Oklahoma Governor Kevin Stitt’s plan to move the state public health laboratory is getting more criticism. A national lab association is raising concerns about the interim facility and uprooting the lab during a pandemic.

ACT Scores Continue To Decline In Oklahoma

Oct 20, 2020

Oklahoma's ACT scores are continuing to decline. Recently released numbers from the tester show the state’s average score fell for the second straight year.

An Epic advertisement at an Oklahoma City mall.
Quinton Chandler / StateImpact Oklahoma

Oklahoma’s Statewide Virtual Charter School Board started the process to end its contract and support for Epic Virtual Charter Schools Tuesday afternoon.


In this May 23, 1944 file photo, the organism treponema pallidum, which causes syphilis, is seen through an electron microscope.

Over the past six months, we’ve gotten pretty familiar with terms we hadn’t heard regularly before, like contact tracers and infectious disease intervention specialists. But they’re not new. Before the coronavirus, many of Oklahoma’s workers in that sector had their eye on another disease: syphilis.

Oklahoma is finally getting a new public health lab, but it won’t be in Oklahoma City.

Teacher Testing Becoming Available Across Oklahoma

Oct 1, 2020

Oklahoma’s State Department of Health has begun a program to provide free COVID-19 testing for school teachers across the state.

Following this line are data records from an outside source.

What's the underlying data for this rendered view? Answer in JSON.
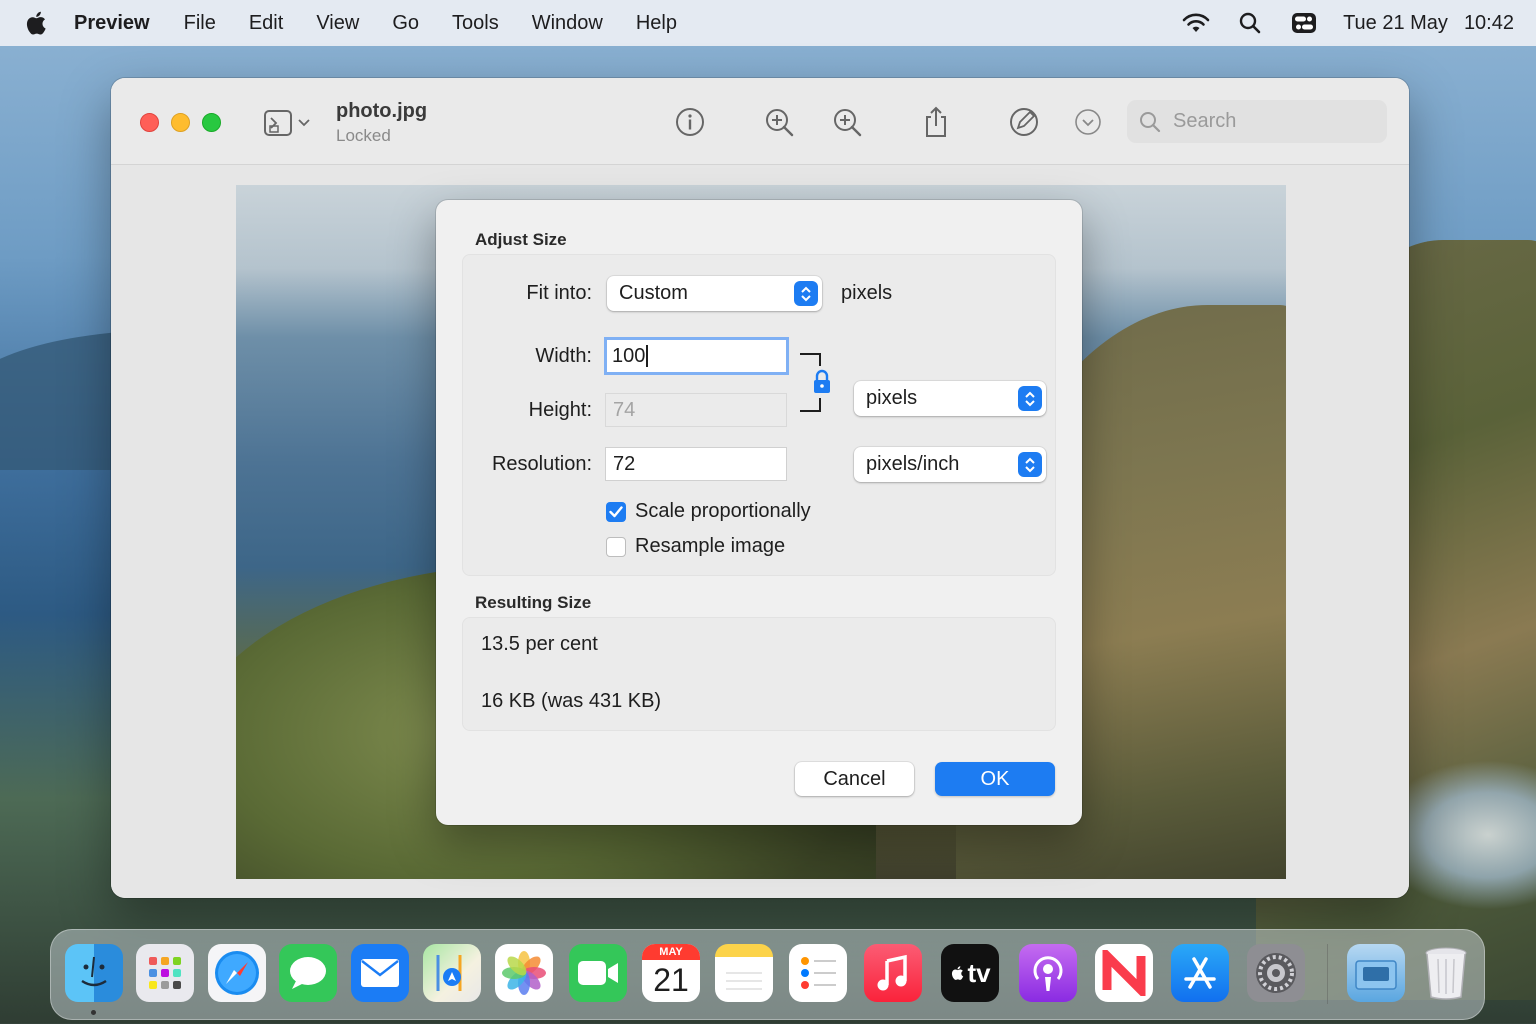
{
  "menubar": {
    "app_name": "Preview",
    "menus": [
      "File",
      "Edit",
      "View",
      "Go",
      "Tools",
      "Window",
      "Help"
    ],
    "date": "Tue 21 May",
    "time": "10:42",
    "status_icons": [
      "wifi-icon",
      "spotlight-search-icon",
      "control-center-icon"
    ]
  },
  "window": {
    "title": "photo.jpg",
    "subtitle": "Locked",
    "toolbar_icons": [
      "sidebar-icon",
      "info-icon",
      "zoom-out-icon",
      "zoom-in-icon",
      "share-icon",
      "markup-icon",
      "more-chevron-icon"
    ],
    "search_placeholder": "Search"
  },
  "dialog": {
    "section_adjust": "Adjust Size",
    "fit_into_label": "Fit into:",
    "fit_into_value": "Custom",
    "fit_into_unit": "pixels",
    "width_label": "Width:",
    "width_value": "100",
    "height_label": "Height:",
    "height_value": "74",
    "resolution_label": "Resolution:",
    "resolution_value": "72",
    "size_unit": "pixels",
    "resolution_unit": "pixels/inch",
    "scale_label": "Scale proportionally",
    "scale_checked": true,
    "resample_label": "Resample image",
    "resample_checked": false,
    "section_result": "Resulting Size",
    "result_percent": "13.5 per cent",
    "result_filesize": "16 KB (was 431 KB)",
    "cancel_label": "Cancel",
    "ok_label": "OK",
    "accent_color": "#1d7cf2"
  },
  "dock": {
    "calendar_month": "MAY",
    "calendar_day": "21",
    "tv_label": "tv",
    "apps": [
      "Finder",
      "Launchpad",
      "Safari",
      "Messages",
      "Mail",
      "Maps",
      "Photos",
      "FaceTime",
      "Calendar",
      "Notes",
      "Reminders",
      "Music",
      "TV",
      "Podcasts",
      "News",
      "App Store",
      "System Preferences",
      "Downloads",
      "Trash"
    ]
  }
}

Facebook / Stillwater Public Schools

Six parents of Stillwater Public Schools students are suing their children’s district over its distance learning policies amid the COVID-19 pandemic.


‘We Are Still Human Beings’ Oklahoma Prisoners, Officials Adjust As COVID-19 Spreads

Sep 24, 2020
A woman waves from a prison window at Mabel Bassett Correctional Center in 2019.
Quinton Chandler / StateImpact Oklahoma

In the early days of the pandemic, Geneva Phillips was ordered to stay in her bunk nearly all day for almost a month. She remembers being sore and miserable.

Daniel Hargreaves / Flickr

Oklahoma has seen its second case of rabies in a bat in the past six weeks and health officials say it’s a good reminder to take precautions against the disease.

Oklahoma Commissioner of Health, Dr. Lance Frye, wears a face mask as he listens to Oklahoma Gov. Kevin Stitt speak at a news conference Tuesday, June 30, 2020, in Oklahoma City.
Sue Ogrocki / AP

As Oklahoma’s coronavirus cases climb, the state has reached a new record for its seven-day average.


Registered nurse Raquel Hernandez reaches in to swab a passenger for a COVID-19 test at a mobile testing site at the Murray County Expo Center in Sulphur, Okla., Tuesday, April 14, 2020, in Sulphur, Okla.
Sue Ogrocki / StateImpact Oklahoma

Oklahoma is nearing one thousand deaths from COVID-19 complications. Like everywhere else, the people dying here have a high rate of what are called comorbidities, or underlying health conditions. They make it harder for the body to fight the virus, and they make death from it more likely.